He says that updating his autobiography led him to reflect on the great fortunes he has experienced in recent years. “The only reason I was all right with prostate cancer was because I have an annual check-up. They said, ‘It’s aggressive, you have to go at once,’ so I had it removed by a robot.

“It was the same with my diagnosis for prediabetes. It means if you behave with your puddings you can ­escape Type 2 diabetes. And bearing in mind the number of people who first discover they’ve got Type 2 when they have to have their toes chopped off or they’ve gone blind, that is very lucky.”

Sir Ranulph (right) during the Marathon des Sables in 2015

Fiennes admits his heart attack continues to haunt him. “The doctor at the Bristol Royal Infirmary gave me two bypasses – one was my mammary gland, which men don’t use, and the other was an 11-inch bit of ‘spaghetti’ from an inner leg. He said the average that they would last is 15 years. That was over 15 years ago.”
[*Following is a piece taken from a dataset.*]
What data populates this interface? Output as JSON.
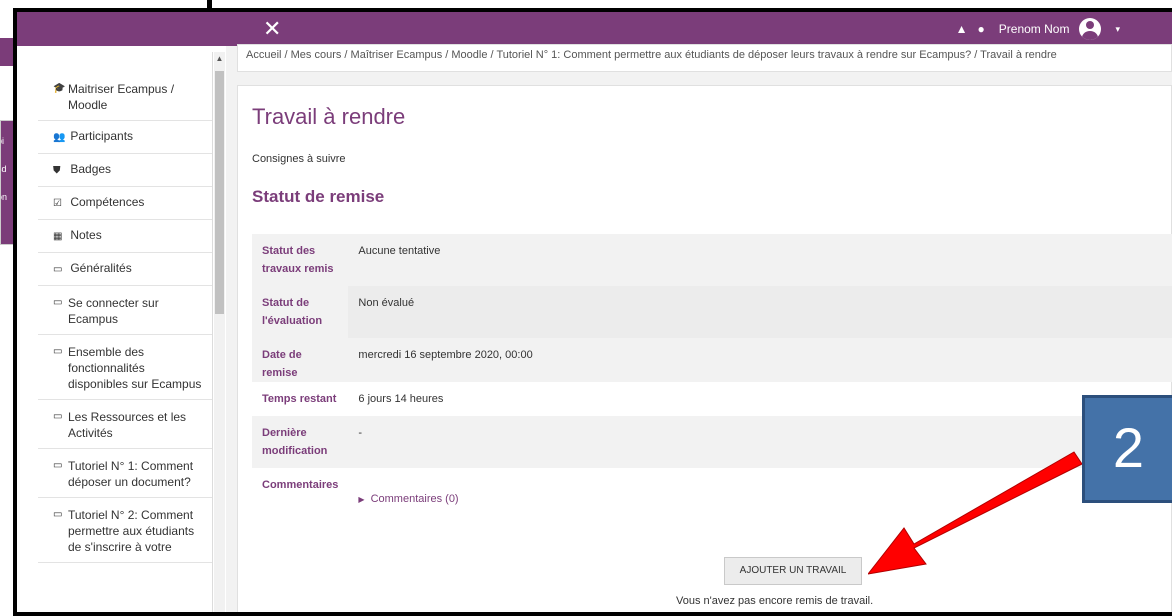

He has tried to improve his diet by eating more oily fish although, he remains confused by the changing advice. “I go more for butter than I did when it had a bad name. I don’t eat eggs much, but I should because they’ve gone onto the good side. I drink a glass of red wine five times a week, but I am not sure whether it’s good or bad because each time you read the newspaper it seems to change.”

He adds that having cider vinegar on his salads has helped to fend off arthritis. But it is the spectre of mental decline that troubles him most. “I was trying to remember the name of a film actor and it took a long time to remember that. I’m worried about Alzheimer’s and Parkinson’s or things which catch you at a certain age.”

Finally, our conversation turns to mental health. Sir Ranulph has suffered traumatic life experiences, notably the death of his first wife Ginny from stomach cancer, aged 56, in 2004 – but he says he has never faced long-term mental health problems. “I’m lucky enough not to get over-depressed. You might call it slightly moody, but that’s about it,” he says.

He has a tried and trusted solution, which perhaps best sums up his ­positive approach to life. “All I do is pick up a copy of The Economist and read about what’s happening around the world,” he says. “And it makes you feel lucky to be a Brit.”

Mad, Bad and Dangerous to Know by Ranulph Fiennes, updated and revised edition, is now published in hardcover by Hodder & Stoughton

 

How to stay active in later life

Coach and rehab therapist James Dunne (kinetic-revolution.com) and trainer Ben Camara (remotecoach.fit) share their tips...

ALWAYS WARM UP

Before any exercise, mobilise stiff areas such as the ankles and lower back.

FOCUS ON EFFORT

Your body can feel different each day so don’t  focus on pace, Think instead about perceived effort.

RECOVER WELL

Recovery is crucial. Make sure you take plenty of “‘easy days”,’ too.

USE IT OR LOSE IT

Muscular strength decreases with age. Exercises like bodyweight squats will help you to maintain muscle and will protect your knees.

MOVE IN THE MORNING

Simple morning movement routines can keep your joints functioning correctly. Think especially about your feet, hips, shoulders and spine.

MIX IT UP

Listen to your body and don’t just ignore aches and pains. And add in some gentler swimming or cycling between running days.

BOOST YOUR BRAIN

Cognitive health is key. Brain training with Sudoko orand Scrabble, for example, will keep your brain healthy.